Peace Mail / May 8-14, 2018
Weekly Update on the implementation of the Peace Agreement. The final peace accord contains a three-pronged approach to ensuring fulfillment of commitments included in the text: the Commission for Monitoring, Promotion, and Verification of the Implementation of the Peace Accord (CSIVI), the National Reincorporation Council (CNR) and the GOC-FARC-UN tripartite Monitoring and Verification Mechanism (MM&V). This callout box includes a weekly update on releases and work specifically related implementing the Final Peace Accord between the Government and the FARC in Colombia.
Jesús Santrich has now maintained a hunger strike for 30 days, in protest at his capture for suspected drugs trafficking to the United States on 9 April. He was transferred from El Tunal Hospital to the Caminos de Libertad religious foundation on Thursday, for “humanitarian reasons.” Iván Márquez, the FARC second in command, warned during a meeting in Caquetá on12 May that his death would also accelerate the end of the Peace Accord between the former guerrilla group and the GOC.1 The FARC also denounced the murder of former combatant Vicente Carvajal Isidro near a Territorial Training and Reincorporation Space (ETCR) in Arauca on 7 May. Nineteen former combatants have now been killed since the signing of the Peace Accord.2

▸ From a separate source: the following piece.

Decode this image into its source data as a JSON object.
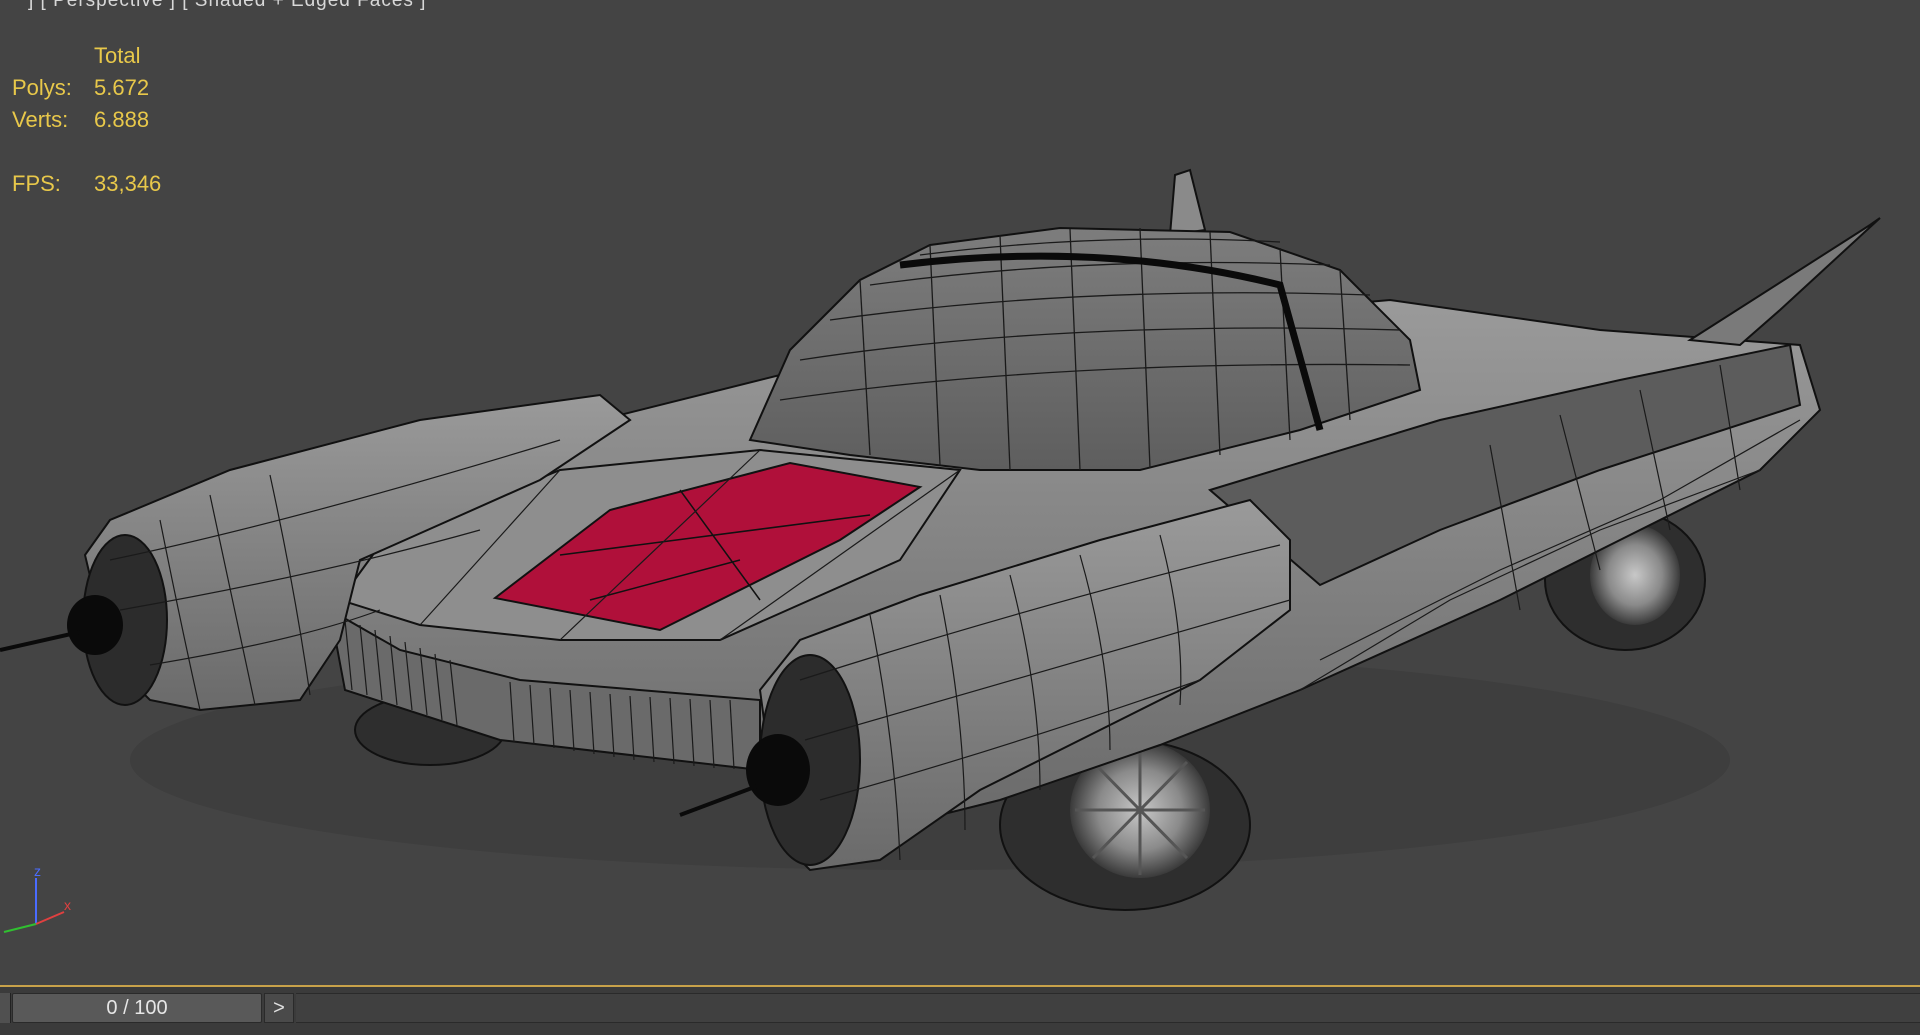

The eleven members of the Truth Commission took up their positions in an official event with President Santos on 8 May. During the ceremony, the President stated that the Commission did not expect to seek an “official truth” but rather to help clarify what really happened during more than 50 years of conflict with the FARC. The Truth Commission will collect information and deliver six-monthly reports for a period of three years, at the end of which it will present a final report on its findings. The Commission is one third of the Integrated System for Truth, Justice, Reparation, and Non-Repetition created by the Peace Accord, along with the Missing Persons Search Unit, and the Special Jurisdiction for Peace (JEP).3

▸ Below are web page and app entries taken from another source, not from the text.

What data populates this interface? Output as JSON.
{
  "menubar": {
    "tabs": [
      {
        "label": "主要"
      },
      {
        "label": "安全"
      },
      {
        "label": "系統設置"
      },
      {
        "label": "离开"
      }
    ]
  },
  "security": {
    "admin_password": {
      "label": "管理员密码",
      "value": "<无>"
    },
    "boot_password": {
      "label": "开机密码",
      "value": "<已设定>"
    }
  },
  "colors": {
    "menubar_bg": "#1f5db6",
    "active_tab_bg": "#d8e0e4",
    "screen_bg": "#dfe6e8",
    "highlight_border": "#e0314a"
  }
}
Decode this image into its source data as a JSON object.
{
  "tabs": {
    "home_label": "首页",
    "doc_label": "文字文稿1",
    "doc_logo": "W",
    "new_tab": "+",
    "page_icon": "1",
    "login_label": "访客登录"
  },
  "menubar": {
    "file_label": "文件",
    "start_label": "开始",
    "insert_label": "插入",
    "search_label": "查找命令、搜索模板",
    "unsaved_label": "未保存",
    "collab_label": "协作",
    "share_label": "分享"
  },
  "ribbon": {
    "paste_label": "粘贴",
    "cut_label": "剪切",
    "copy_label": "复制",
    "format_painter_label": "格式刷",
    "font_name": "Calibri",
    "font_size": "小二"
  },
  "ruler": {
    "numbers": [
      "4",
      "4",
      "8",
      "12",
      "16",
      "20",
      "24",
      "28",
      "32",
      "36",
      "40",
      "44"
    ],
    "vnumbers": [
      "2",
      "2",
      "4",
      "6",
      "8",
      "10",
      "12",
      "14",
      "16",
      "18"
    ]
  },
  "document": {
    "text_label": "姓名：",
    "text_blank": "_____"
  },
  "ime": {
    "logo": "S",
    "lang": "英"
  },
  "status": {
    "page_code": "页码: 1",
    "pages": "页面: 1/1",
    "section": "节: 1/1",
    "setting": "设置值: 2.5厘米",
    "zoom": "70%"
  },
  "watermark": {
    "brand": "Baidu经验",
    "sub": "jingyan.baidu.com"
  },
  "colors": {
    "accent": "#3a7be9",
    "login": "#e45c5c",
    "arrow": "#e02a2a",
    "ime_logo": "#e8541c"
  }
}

Former congressmen David Char Navas and Álvaro Ashton Giraldo, who are under investigation for para-politics, were refused access to the JEP this week. The JEP stated that although para-politics refers to the relationship between high-level government officials and illegal groups, this did not necessarily have an impact on the armed conflict, as they could also be in service of particular political interests. This ruling will frustrate the almost 30 people being investigated for para-politics and hoping to gain access to the JEP.4
The United Nations Committee for Human Rights carried out their Universal Periodic Review of Colombia on 10 May, with the 95 participating countries making 211 recommendations5 principally concerned with the protection of social leaders, human rights defenders, and land claimants, the elimination of recruitment of children, the protection of girls’ and women’s rights, high levels of impunity, and the need to sign the Convention against Torture. The Minister of the Interior, Guillermo Rivera, began the talks by highlighting that the 2017 homicide rate was the lowest in 42 years, and that more than 6,000 families had signed up to the illicit crop substitution program over the past year. He also reiterated the government’s commitment to implementing the Peace Accord.6
Four days after the peace negotiations between the ELN and the GOC recommenced in Havana, Cuba, on 10 May, the guerrilla group’s Central Command announced a unilateral ceasefire to be implemented over the electoral period from 25 to 29 May. The groups stated their support for Colombians who wish to vote in the presidential elections, and expressed their hope that this conciliatory act would promote similar behavior from other political-military forces in the country. The two sides continue to negotiate the terms of a definitive bilateral ceasefire, as well as social participation.7